[Provided information]

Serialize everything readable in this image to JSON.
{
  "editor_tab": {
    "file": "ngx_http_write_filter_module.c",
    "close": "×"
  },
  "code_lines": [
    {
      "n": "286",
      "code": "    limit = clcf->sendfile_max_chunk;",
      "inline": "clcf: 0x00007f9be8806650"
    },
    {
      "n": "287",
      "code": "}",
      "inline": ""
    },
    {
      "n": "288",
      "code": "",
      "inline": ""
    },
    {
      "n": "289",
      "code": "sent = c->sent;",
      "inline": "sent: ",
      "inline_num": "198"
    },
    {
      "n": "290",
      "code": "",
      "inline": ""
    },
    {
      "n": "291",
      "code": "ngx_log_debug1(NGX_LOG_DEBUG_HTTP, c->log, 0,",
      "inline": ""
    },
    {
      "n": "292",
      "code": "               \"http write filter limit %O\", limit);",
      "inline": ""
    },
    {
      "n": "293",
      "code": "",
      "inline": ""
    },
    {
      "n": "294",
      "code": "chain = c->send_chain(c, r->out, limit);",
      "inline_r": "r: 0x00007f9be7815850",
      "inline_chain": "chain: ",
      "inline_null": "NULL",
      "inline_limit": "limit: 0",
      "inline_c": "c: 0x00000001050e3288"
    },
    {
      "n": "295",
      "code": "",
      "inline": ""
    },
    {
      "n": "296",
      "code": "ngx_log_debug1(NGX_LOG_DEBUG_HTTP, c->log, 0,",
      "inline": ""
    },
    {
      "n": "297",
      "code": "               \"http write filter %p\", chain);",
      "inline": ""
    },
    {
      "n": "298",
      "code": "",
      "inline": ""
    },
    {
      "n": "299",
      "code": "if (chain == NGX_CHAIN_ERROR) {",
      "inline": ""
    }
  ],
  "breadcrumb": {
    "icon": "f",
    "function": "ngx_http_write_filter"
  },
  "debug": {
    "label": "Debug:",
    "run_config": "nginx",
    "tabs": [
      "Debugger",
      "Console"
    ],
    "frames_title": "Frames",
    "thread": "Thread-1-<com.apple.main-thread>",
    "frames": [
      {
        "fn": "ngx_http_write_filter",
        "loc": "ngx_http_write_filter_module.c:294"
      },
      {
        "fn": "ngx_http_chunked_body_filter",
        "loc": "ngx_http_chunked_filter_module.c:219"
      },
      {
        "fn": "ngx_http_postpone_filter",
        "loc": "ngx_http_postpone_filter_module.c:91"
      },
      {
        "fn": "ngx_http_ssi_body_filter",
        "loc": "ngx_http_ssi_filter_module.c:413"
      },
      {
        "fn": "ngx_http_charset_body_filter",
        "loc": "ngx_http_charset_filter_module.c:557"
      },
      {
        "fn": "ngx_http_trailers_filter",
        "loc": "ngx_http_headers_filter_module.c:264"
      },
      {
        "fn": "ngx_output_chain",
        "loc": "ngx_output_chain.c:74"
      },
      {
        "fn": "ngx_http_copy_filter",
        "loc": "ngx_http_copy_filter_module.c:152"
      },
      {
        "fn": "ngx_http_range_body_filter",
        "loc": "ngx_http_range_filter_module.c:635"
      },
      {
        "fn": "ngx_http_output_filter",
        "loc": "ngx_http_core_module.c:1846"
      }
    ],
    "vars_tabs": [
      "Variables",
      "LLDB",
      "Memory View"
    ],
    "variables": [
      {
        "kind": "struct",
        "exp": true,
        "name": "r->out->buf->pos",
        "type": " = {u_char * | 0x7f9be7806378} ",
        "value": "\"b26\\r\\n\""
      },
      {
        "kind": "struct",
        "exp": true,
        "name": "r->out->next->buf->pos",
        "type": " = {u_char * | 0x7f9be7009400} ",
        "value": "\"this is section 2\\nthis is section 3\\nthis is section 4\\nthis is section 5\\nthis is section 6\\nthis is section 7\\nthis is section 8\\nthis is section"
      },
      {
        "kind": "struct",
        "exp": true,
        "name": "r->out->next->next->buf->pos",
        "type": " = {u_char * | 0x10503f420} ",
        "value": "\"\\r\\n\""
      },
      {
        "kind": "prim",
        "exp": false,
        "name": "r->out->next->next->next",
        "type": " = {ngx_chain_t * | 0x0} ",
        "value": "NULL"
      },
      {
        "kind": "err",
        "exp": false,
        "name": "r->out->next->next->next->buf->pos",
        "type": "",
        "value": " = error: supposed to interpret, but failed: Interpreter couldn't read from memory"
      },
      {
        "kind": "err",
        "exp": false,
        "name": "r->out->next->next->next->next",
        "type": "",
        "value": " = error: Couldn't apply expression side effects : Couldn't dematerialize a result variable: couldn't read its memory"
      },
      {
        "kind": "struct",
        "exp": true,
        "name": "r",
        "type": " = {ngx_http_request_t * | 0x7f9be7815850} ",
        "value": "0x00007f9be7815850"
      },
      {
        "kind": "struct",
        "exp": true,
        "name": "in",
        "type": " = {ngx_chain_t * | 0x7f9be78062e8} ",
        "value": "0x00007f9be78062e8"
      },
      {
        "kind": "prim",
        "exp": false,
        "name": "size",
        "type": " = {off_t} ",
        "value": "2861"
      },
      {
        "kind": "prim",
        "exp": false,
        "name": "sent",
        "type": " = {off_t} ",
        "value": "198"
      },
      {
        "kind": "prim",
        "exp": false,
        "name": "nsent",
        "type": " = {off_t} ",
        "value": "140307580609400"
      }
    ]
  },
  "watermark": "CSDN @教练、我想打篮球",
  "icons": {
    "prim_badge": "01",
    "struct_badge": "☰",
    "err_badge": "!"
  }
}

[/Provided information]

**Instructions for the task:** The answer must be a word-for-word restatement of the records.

**Answer section:**
Serialize everything readable in this image to JSON.
{
  "editor_tab": {
    "file": "ngx_http_write_filter_module.c",
    "close": "×"
  },
  "code_lines": [
    {
      "n": "286",
      "code": "    limit = clcf->sendfile_max_chunk;",
      "inline": "clcf: 0x00007f9be8806650"
    },
    {
      "n": "287",
      "code": "}",
      "inline": ""
    },
    {
      "n": "288",
      "code": "",
      "inline": ""
    },
    {
      "n": "289",
      "code": "sent = c->sent;",
      "inline": "sent: ",
      "inline_num": "198"
    },
    {
      "n": "290",
      "code": "",
      "inline": ""
    },
    {
      "n": "291",
      "code": "ngx_log_debug1(NGX_LOG_DEBUG_HTTP, c->log, 0,",
      "inline": ""
    },
    {
      "n": "292",
      "code": "               \"http write filter limit %O\", limit);",
      "inline": ""
    },
    {
      "n": "293",
      "code": "",
      "inline": ""
    },
    {
      "n": "294",
      "code": "chain = c->send_chain(c, r->out, limit);",
      "inline_r": "r: 0x00007f9be7815850",
      "inline_chain": "chain: ",
      "inline_null": "NULL",
      "inline_limit": "limit: 0",
      "inline_c": "c: 0x00000001050e3288"
    },
    {
      "n": "295",
      "code": "",
      "inline": ""
    },
    {
      "n": "296",
      "code": "ngx_log_debug1(NGX_LOG_DEBUG_HTTP, c->log, 0,",
      "inline": ""
    },
    {
      "n": "297",
      "code": "               \"http write filter %p\", chain);",
      "inline": ""
    },
    {
      "n": "298",
      "code": "",
      "inline": ""
    },
    {
      "n": "299",
      "code": "if (chain == NGX_CHAIN_ERROR) {",
      "inline": ""
    }
  ],
  "breadcrumb": {
    "icon": "f",
    "function": "ngx_http_write_filter"
  },
  "debug": {
    "label": "Debug:",
    "run_config": "nginx",
    "tabs": [
      "Debugger",
      "Console"
    ],
    "frames_title": "Frames",
    "thread": "Thread-1-<com.apple.main-thread>",
    "frames": [
      {
        "fn": "ngx_http_write_filter",
        "loc": "ngx_http_write_filter_module.c:294"
      },
      {
        "fn": "ngx_http_chunked_body_filter",
        "loc": "ngx_http_chunked_filter_module.c:219"
      },
      {
        "fn": "ngx_http_postpone_filter",
        "loc": "ngx_http_postpone_filter_module.c:91"
      },
      {
        "fn": "ngx_http_ssi_body_filter",
        "loc": "ngx_http_ssi_filter_module.c:413"
      },
      {
        "fn": "ngx_http_charset_body_filter",
        "loc": "ngx_http_charset_filter_module.c:557"
      },
      {
        "fn": "ngx_http_trailers_filter",
        "loc": "ngx_http_headers_filter_module.c:264"
      },
      {
        "fn": "ngx_output_chain",
        "loc": "ngx_output_chain.c:74"
      },
      {
        "fn": "ngx_http_copy_filter",
        "loc": "ngx_http_copy_filter_module.c:152"
      },
      {
        "fn": "ngx_http_range_body_filter",
        "loc": "ngx_http_range_filter_module.c:635"
      },
      {
        "fn": "ngx_http_output_filter",
        "loc": "ngx_http_core_module.c:1846"
      }
    ],
    "vars_tabs": [
      "Variables",
      "LLDB",
      "Memory View"
    ],
    "variables": [
      {
        "kind": "struct",
        "exp": true,
        "name": "r->out->buf->pos",
        "type": " = {u_char * | 0x7f9be7806378} ",
        "value": "\"b26\\r\\n\""
      },
      {
        "kind": "struct",
        "exp": true,
        "name": "r->out->next->buf->pos",
        "type": " = {u_char * | 0x7f9be7009400} ",
        "value": "\"this is section 2\\nthis is section 3\\nthis is section 4\\nthis is section 5\\nthis is section 6\\nthis is section 7\\nthis is section 8\\nthis is section"
      },
      {
        "kind": "struct",
        "exp": true,
        "name": "r->out->next->next->buf->pos",
        "type": " = {u_char * | 0x10503f420} ",
        "value": "\"\\r\\n\""
      },
      {
        "kind": "prim",
        "exp": false,
        "name": "r->out->next->next->next",
        "type": " = {ngx_chain_t * | 0x0} ",
        "value": "NULL"
      },
      {
        "kind": "err",
        "exp": false,
        "name": "r->out->next->next->next->buf->pos",
        "type": "",
        "value": " = error: supposed to interpret, but failed: Interpreter couldn't read from memory"
      },
      {
        "kind": "err",
        "exp": false,
        "name": "r->out->next->next->next->next",
        "type": "",
        "value": " = error: Couldn't apply expression side effects : Couldn't dematerialize a result variable: couldn't read its memory"
      },
      {
        "kind": "struct",
        "exp": true,
        "name": "r",
        "type": " = {ngx_http_request_t * | 0x7f9be7815850} ",
        "value": "0x00007f9be7815850"
      },
      {
        "kind": "struct",
        "exp": true,
        "name": "in",
        "type": " = {ngx_chain_t * | 0x7f9be78062e8} ",
        "value": "0x00007f9be78062e8"
      },
      {
        "kind": "prim",
        "exp": false,
        "name": "size",
        "type": " = {off_t} ",
        "value": "2861"
      },
      {
        "kind": "prim",
        "exp": false,
        "name": "sent",
        "type": " = {off_t} ",
        "value": "198"
      },
      {
        "kind": "prim",
        "exp": false,
        "name": "nsent",
        "type": " = {off_t} ",
        "value": "140307580609400"
      }
    ]
  },
  "watermark": "CSDN @教练、我想打篮球",
  "icons": {
    "prim_badge": "01",
    "struct_badge": "☰",
    "err_badge": "!"
  }
}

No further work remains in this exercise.